Every once in a while, when a colleague is stymied by limitations to serving an offshore defendant, the thought comes to mind that “hey, I might try to get leave of court to serve the defendant’s U.S. counsel.”  It’s a great idea, and if the judge signs off on it, I don’t see how it could be unreasonable under the Mullane standard.  Getting to that point, though, is often done in an entirely wrong way: using FRCP Rule 4(f)(3) as a basis for the motion.

Why is that entirely wrong?  Because 4(f)(3) doesn’t apply if service doesn’t take place abroad. 

Rule 4. Summons

(f) Serving an Individual in a Foreign Country. Unless federal law provides otherwise, an individual—other than a minor, an incompetent person, or a person whose waiver has been filed—may be served at a place not within any judicial district of the United States:

(3) by other means not prohibited by international agreement, as the court orders.

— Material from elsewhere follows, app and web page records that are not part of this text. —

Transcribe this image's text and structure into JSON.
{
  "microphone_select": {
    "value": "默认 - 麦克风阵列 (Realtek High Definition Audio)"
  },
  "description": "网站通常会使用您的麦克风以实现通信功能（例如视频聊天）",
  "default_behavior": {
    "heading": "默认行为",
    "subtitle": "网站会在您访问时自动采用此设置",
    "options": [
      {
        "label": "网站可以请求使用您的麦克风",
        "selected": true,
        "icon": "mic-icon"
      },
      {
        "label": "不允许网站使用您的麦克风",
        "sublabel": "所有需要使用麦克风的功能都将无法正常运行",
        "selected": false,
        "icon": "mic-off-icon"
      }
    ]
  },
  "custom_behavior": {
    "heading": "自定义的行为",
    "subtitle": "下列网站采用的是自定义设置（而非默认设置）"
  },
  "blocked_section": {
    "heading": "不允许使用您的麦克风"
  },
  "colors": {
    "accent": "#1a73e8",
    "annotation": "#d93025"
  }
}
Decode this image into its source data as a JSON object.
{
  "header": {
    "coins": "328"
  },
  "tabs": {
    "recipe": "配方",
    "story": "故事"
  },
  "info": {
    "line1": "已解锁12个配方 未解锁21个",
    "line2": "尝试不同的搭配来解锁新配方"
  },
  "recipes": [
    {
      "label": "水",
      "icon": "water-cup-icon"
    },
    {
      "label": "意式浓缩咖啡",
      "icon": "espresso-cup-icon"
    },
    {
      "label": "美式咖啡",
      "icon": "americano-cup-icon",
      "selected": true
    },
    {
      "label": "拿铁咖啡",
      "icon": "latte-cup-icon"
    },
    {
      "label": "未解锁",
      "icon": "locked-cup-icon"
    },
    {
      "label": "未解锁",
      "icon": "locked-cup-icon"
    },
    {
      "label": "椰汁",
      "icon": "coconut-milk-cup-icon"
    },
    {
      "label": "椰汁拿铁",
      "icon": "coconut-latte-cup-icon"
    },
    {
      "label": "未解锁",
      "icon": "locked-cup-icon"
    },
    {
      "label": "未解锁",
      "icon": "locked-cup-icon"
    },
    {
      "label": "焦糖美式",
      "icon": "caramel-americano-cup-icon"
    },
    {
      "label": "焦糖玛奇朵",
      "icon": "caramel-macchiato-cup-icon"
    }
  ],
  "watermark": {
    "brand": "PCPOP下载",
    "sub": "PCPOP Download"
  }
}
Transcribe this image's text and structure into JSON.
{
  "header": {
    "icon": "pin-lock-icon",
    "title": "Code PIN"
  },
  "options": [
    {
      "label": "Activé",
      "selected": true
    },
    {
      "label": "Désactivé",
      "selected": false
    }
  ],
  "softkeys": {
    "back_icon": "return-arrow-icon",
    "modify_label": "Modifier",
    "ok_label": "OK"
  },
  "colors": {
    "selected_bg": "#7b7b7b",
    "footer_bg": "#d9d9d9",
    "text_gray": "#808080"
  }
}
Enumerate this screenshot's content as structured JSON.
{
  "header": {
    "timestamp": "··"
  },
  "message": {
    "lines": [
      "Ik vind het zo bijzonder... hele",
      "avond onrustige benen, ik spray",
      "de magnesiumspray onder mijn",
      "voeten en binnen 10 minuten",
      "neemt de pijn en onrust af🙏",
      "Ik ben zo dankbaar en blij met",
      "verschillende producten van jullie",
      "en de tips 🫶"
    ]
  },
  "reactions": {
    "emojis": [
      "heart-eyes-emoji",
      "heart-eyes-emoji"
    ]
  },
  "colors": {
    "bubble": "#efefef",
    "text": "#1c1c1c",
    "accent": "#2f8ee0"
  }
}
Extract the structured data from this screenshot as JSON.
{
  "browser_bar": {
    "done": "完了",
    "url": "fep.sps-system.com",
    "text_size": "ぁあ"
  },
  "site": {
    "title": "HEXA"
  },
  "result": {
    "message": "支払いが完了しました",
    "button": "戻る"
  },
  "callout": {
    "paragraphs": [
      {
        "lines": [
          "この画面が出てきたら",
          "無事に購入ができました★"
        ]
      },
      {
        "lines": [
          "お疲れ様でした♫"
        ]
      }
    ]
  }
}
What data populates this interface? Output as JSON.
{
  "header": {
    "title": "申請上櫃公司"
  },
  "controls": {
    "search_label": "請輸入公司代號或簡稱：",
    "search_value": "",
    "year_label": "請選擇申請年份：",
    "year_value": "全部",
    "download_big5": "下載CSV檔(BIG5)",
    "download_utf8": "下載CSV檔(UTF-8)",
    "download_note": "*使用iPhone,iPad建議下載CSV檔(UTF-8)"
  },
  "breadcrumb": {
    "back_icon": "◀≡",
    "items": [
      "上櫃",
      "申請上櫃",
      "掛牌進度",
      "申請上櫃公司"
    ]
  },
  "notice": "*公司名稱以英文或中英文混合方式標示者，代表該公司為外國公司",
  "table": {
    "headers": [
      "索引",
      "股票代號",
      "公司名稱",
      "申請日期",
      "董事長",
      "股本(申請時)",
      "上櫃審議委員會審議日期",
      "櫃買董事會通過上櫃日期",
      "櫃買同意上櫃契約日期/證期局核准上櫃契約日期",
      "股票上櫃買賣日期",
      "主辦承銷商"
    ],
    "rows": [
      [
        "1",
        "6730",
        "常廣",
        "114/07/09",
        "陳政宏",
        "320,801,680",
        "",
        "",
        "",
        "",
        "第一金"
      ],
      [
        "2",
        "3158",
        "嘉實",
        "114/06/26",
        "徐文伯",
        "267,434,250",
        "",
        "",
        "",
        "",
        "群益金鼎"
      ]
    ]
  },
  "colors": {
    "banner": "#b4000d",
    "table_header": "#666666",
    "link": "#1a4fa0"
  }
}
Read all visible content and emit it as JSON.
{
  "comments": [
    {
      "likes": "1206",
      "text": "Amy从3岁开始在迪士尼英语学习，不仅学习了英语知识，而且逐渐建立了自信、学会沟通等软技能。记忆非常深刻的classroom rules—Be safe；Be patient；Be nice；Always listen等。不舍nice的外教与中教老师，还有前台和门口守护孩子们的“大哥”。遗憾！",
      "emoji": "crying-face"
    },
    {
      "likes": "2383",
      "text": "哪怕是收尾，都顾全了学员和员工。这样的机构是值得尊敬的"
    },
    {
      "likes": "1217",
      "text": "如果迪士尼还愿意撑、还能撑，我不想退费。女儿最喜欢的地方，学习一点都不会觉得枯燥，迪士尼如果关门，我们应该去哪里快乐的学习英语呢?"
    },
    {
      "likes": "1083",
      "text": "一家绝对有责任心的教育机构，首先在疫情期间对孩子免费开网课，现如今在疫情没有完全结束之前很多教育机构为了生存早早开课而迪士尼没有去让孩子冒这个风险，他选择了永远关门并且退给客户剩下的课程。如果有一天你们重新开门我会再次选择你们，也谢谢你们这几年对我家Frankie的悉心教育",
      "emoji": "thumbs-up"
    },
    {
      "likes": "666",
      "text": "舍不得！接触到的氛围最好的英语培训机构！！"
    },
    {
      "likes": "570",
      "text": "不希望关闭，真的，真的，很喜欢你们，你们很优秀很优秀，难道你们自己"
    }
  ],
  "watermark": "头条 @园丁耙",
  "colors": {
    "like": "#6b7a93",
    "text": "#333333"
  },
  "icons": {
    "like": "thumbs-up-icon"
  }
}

Instead, the basis for granting leave to serve a defendant via U.S. counsel comes from either 4(e)(2)(C), in the case of individuals, or 4(h)(1)(B) in the case of entities.  Both say essentially the same thing…

in a judicial district of the United States:

… by delivering a copy of the summons and complaint to an agent authorized by appointment or by law to receive service of process.

A whole bunch of very flawed case law uses 4(f)(3) to order service on a defendant’s lawyer here at home, and it makes me scratch my head every time.

Sure, 4(f)(3) is a great basis for leave to serve electronically, as long as it doesn’t conflict with the destination country’s declarations to the Hague Service Convention.*  But it simply makes no sense as a basis for serving U.S. counsel.  It literally defies logic and the plain language of the rule.

In a judicial district of the United States… or not within any judicial district of the United States.  The geographic distinction goes to where service takes place, not the defendant’s citizenship or domicile.

* Ted Folkman has extensive commentary on the highly flawed Gurung decision and its just-as-flawed progeny over at Letters Blogatory.  I won’t belabor that point here, except to say that it’s a very very very very very bad decision.